#### Activity
Exactly reproduce all the records, keeping pictures out of the copy.

┄┄┄┄┄┄┄┄┄┄

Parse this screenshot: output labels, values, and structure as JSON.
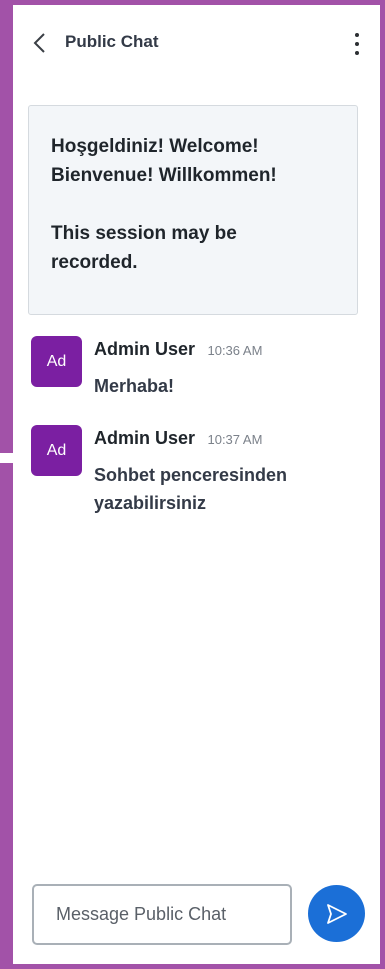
{
  "header": {
    "title": "Public Chat"
  },
  "welcome": {
    "line1": "Hoşgeldiniz! Welcome!",
    "line2": "Bienvenue! Willkommen!",
    "line3": "This session may be",
    "line4": "recorded."
  },
  "messages": [
    {
      "avatar": "Ad",
      "author": "Admin User",
      "time": "10:36 AM",
      "text": "Merhaba!"
    },
    {
      "avatar": "Ad",
      "author": "Admin User",
      "time": "10:37 AM",
      "text": "Sohbet penceresinden yazabilirsiniz"
    }
  ],
  "composer": {
    "placeholder": "Message Public Chat"
  },
  "colors": {
    "accent": "#a252a8",
    "avatar": "#7b1fa2",
    "send": "#1b6fd7"
  }
}
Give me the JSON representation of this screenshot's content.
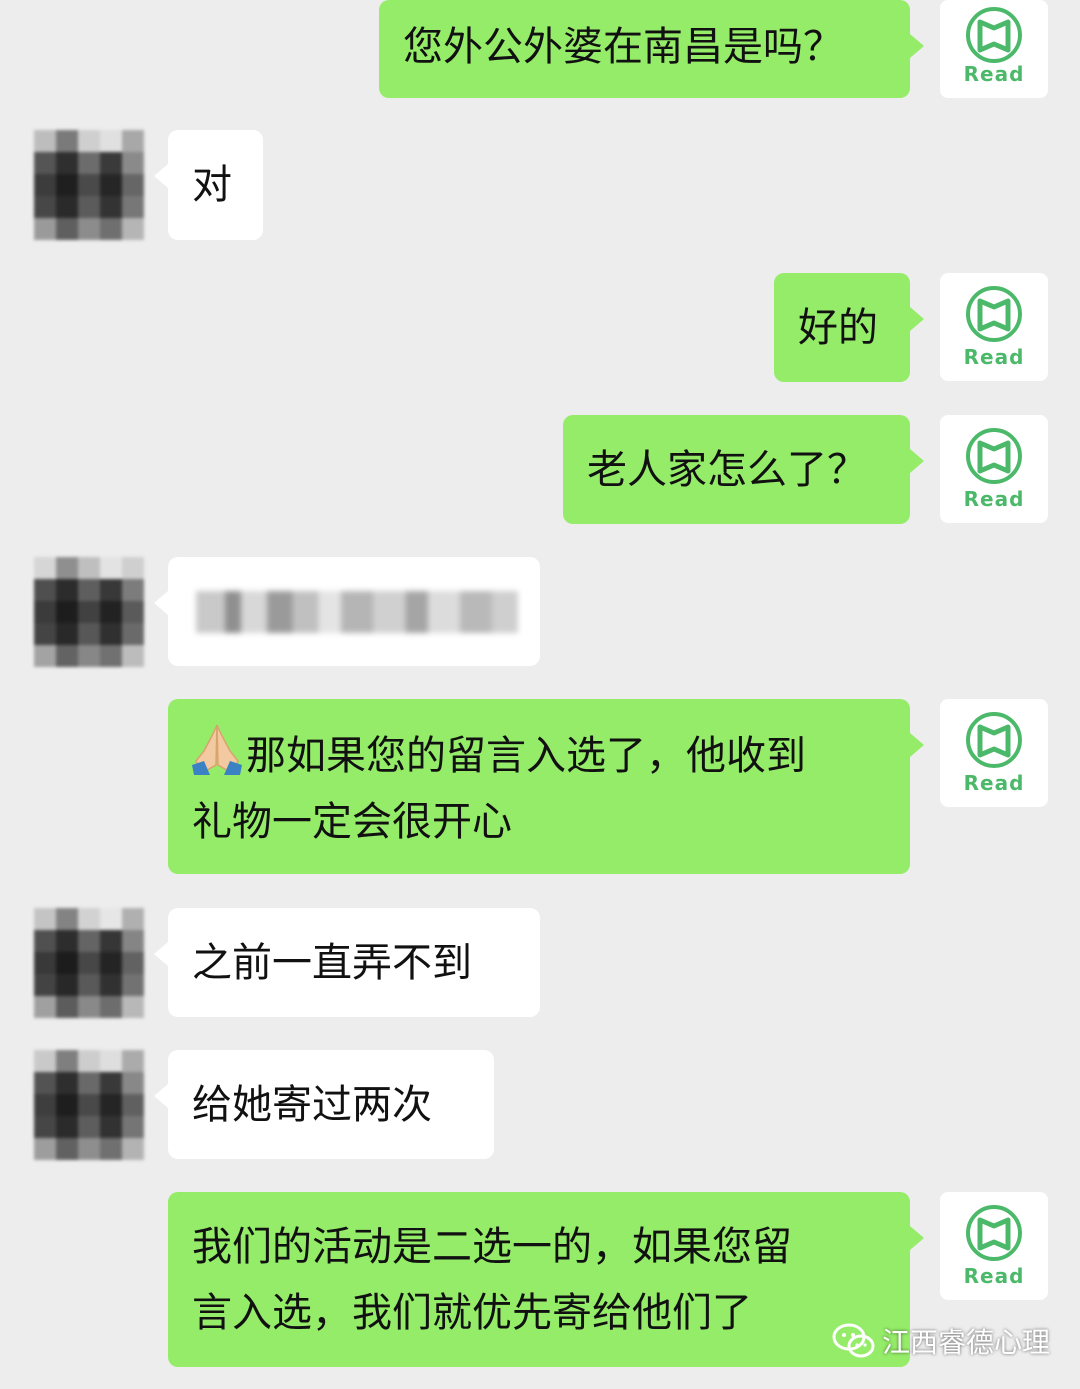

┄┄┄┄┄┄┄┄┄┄

#### Task result
Parse this screenshot: output labels, values, and structure as JSON.
{
  "header": {
    "title": "Public Chat"
  },
  "welcome": {
    "line1": "Hoşgeldiniz! Welcome!",
    "line2": "Bienvenue! Willkommen!",
    "line3": "This session may be",
    "line4": "recorded."
  },
  "messages": [
    {
      "avatar": "Ad",
      "author": "Admin User",
      "time": "10:36 AM",
      "text": "Merhaba!"
    },
    {
      "avatar": "Ad",
      "author": "Admin User",
      "time": "10:37 AM",
      "text": "Sohbet penceresinden yazabilirsiniz"
    }
  ],
  "composer": {
    "placeholder": "Message Public Chat"
  },
  "colors": {
    "accent": "#a252a8",
    "avatar": "#7b1fa2",
    "send": "#1b6fd7"
  }
}
Give me the JSON representation of this screenshot's content.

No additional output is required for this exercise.